Dr. Dennis Stevens has served as all of them, and throughout his time he’s helped put South Dakota on the map in terms of neonatal care, but that’s just a sliver of the impact he’s made at Sanford Health.
“He’s brought the academic side to our unit, and a great clinician to work with, a great team leader,” Dr. David Munson said.
Munson has worked alongside Stevens since he started his career at Sanford back in 1980.
And now he is witnessing his associate receive a proclamation from South Dakota Governor Dennis Daugaard.
“It’s an honor to see him, it’s an honor for all of us to participate at. But he is a hard worker, he shares his work in many areas as the proclamation said and we are very proud of him,” Munson said.
Areas not just limited to KELOLAND.
Stevens has traveled to China four times with Sanford World Clinic to teach physicians there how to save lives, with a fifth trip in the works.
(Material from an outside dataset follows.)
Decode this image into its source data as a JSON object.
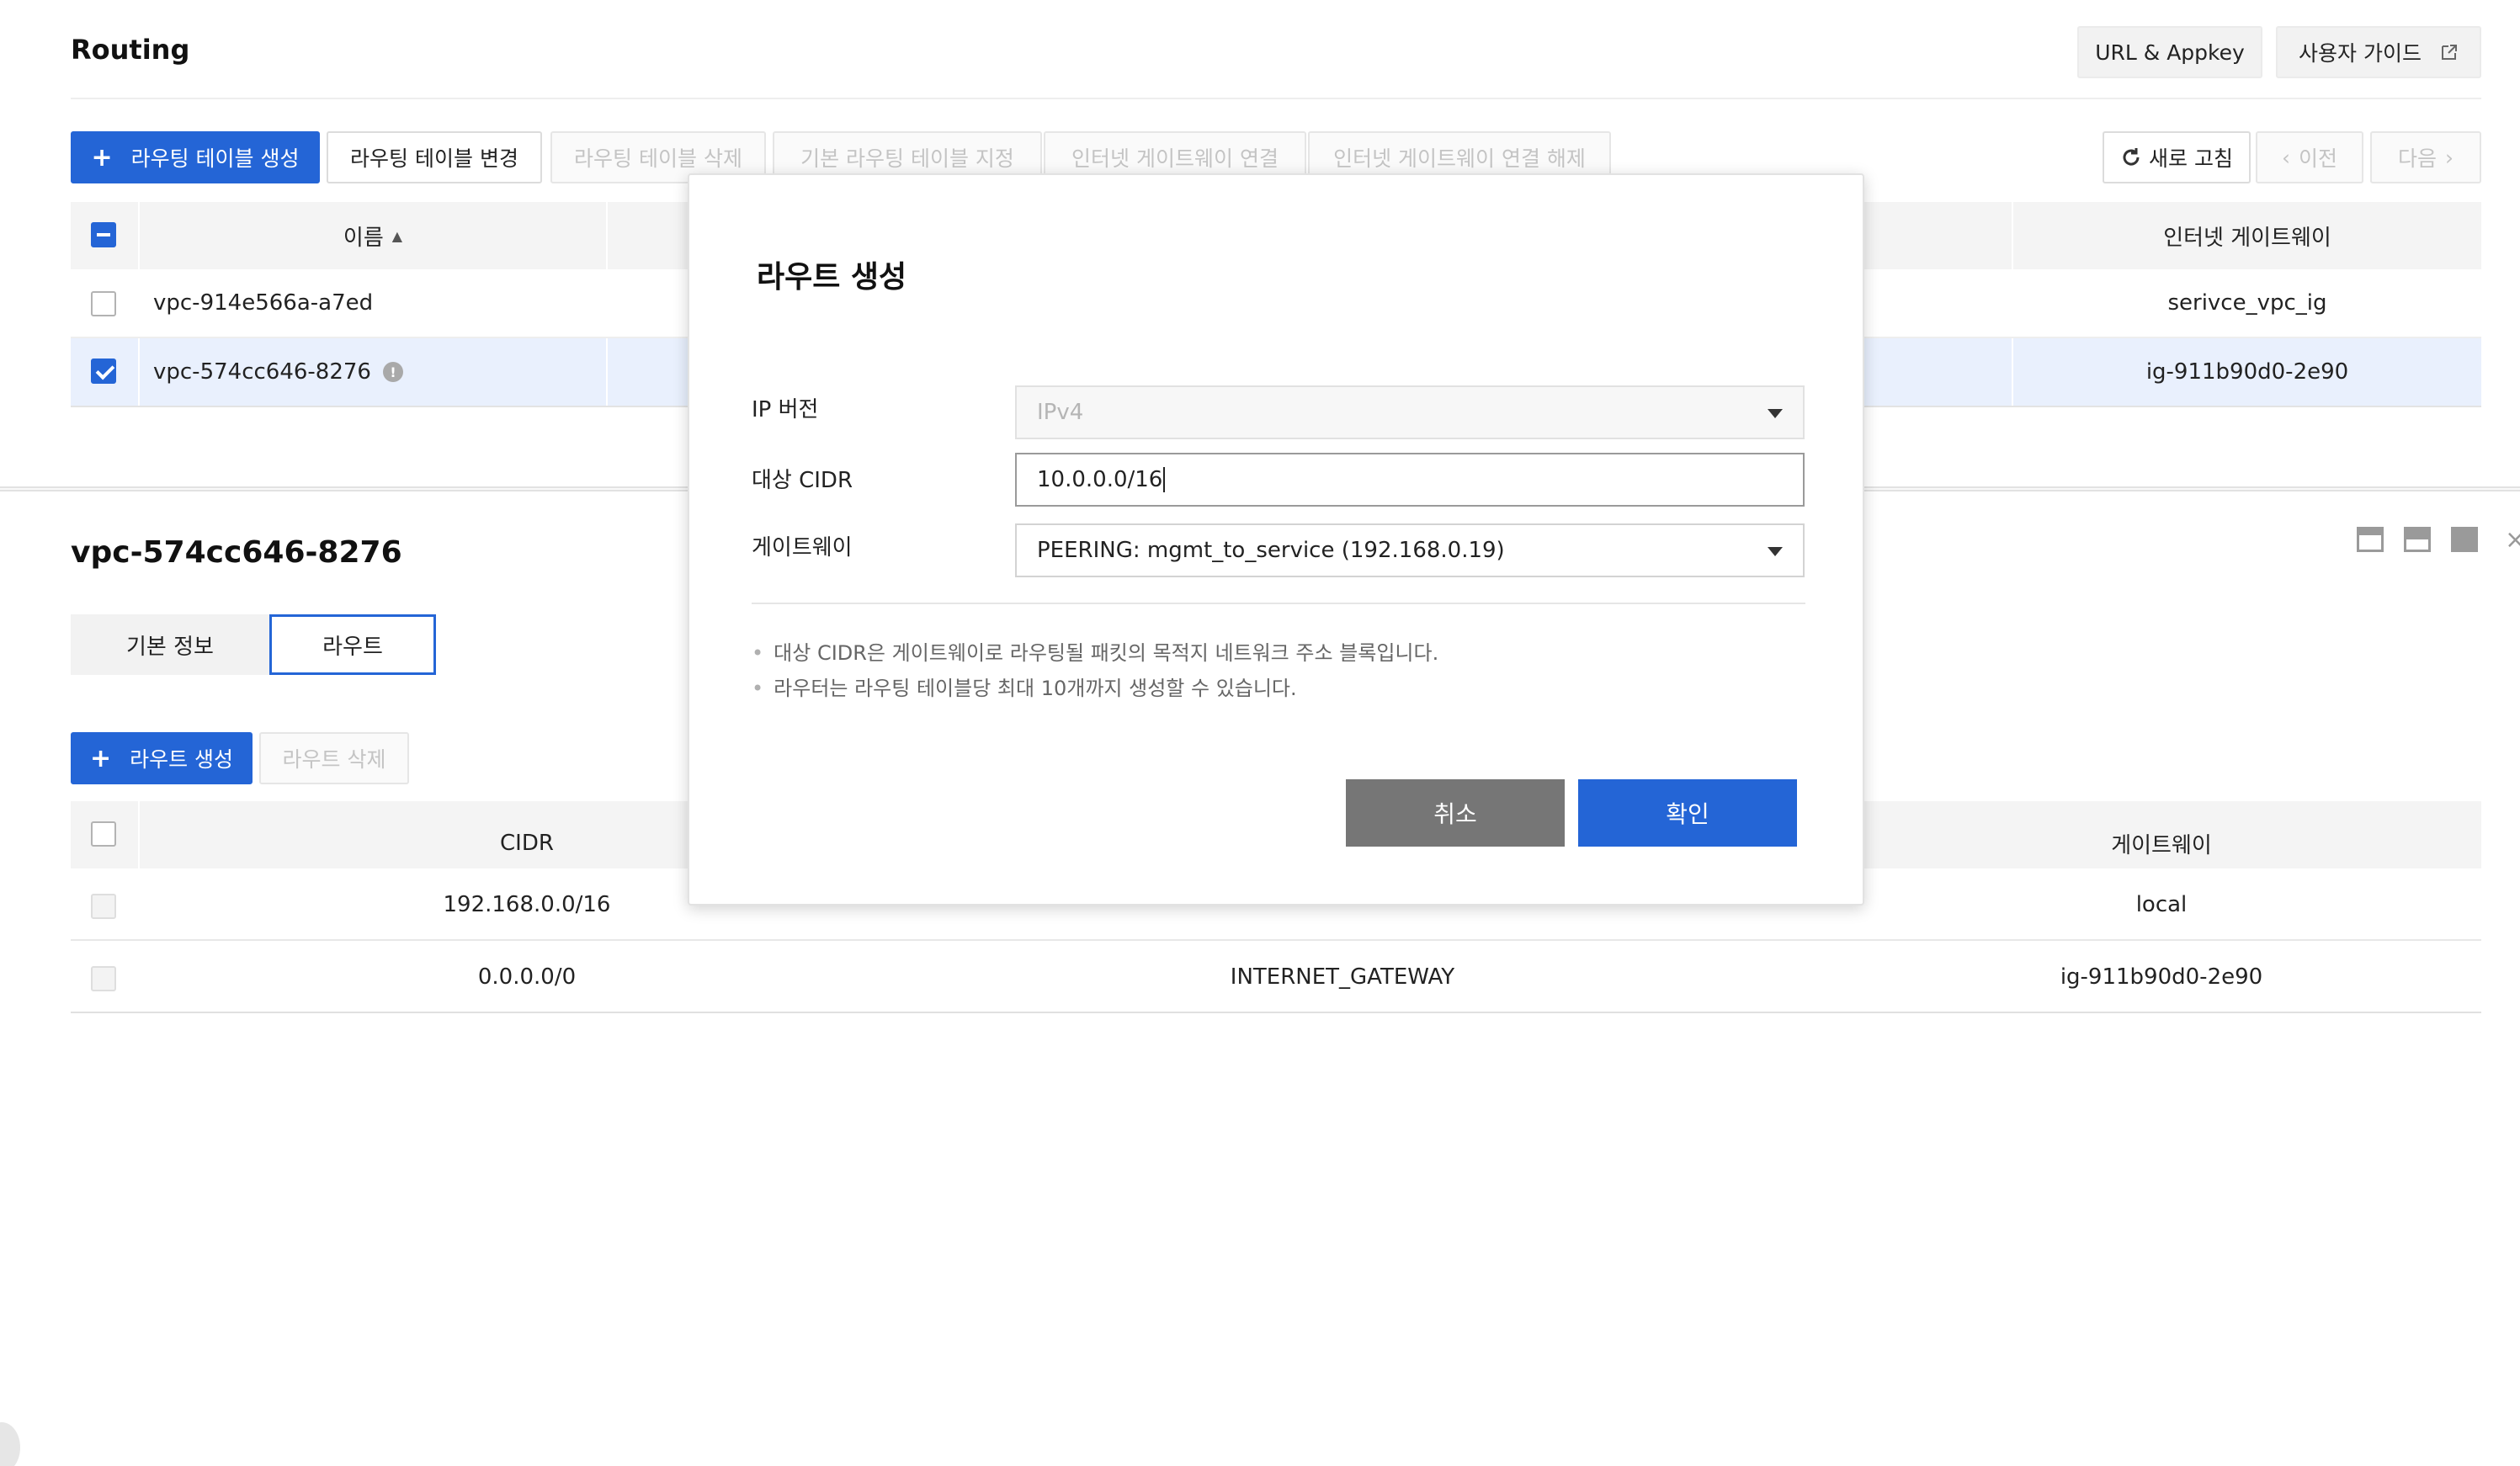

“It’s been a real lesson I think for us, to go to a part of the world that I never thought about going. To bring that kind of impact, you know they’re still talking about it,” Stevens said.
Throughout his 39 years Dr. Stevens has helped care for more than 20,000 babies.
“The number that was quoted really was a cumulative number of babies that in some way I would’ve touched or participated in the care of,” Stevens said.
Stevens has played a major role in creating the NICU unit that Sanford has today, but he doesn’t want all the credit. He pays a big thank you to all who’ve helped along the way.
“I think this is a success for South Dakota, and for babies,” Stevens said.
Stevens’ first piece of advice to a younger medical student — decide what your values are and maintain them.
His last piece of advice hits close to home.
“Choose a field that you love, believe in, or feel strongly about and work harder than you ever thought you could,” Stevens said.
Stevens says though he’s cut down on his NICU hours, he plans to continue teaching research to internal medicine residents as well as consulting in China.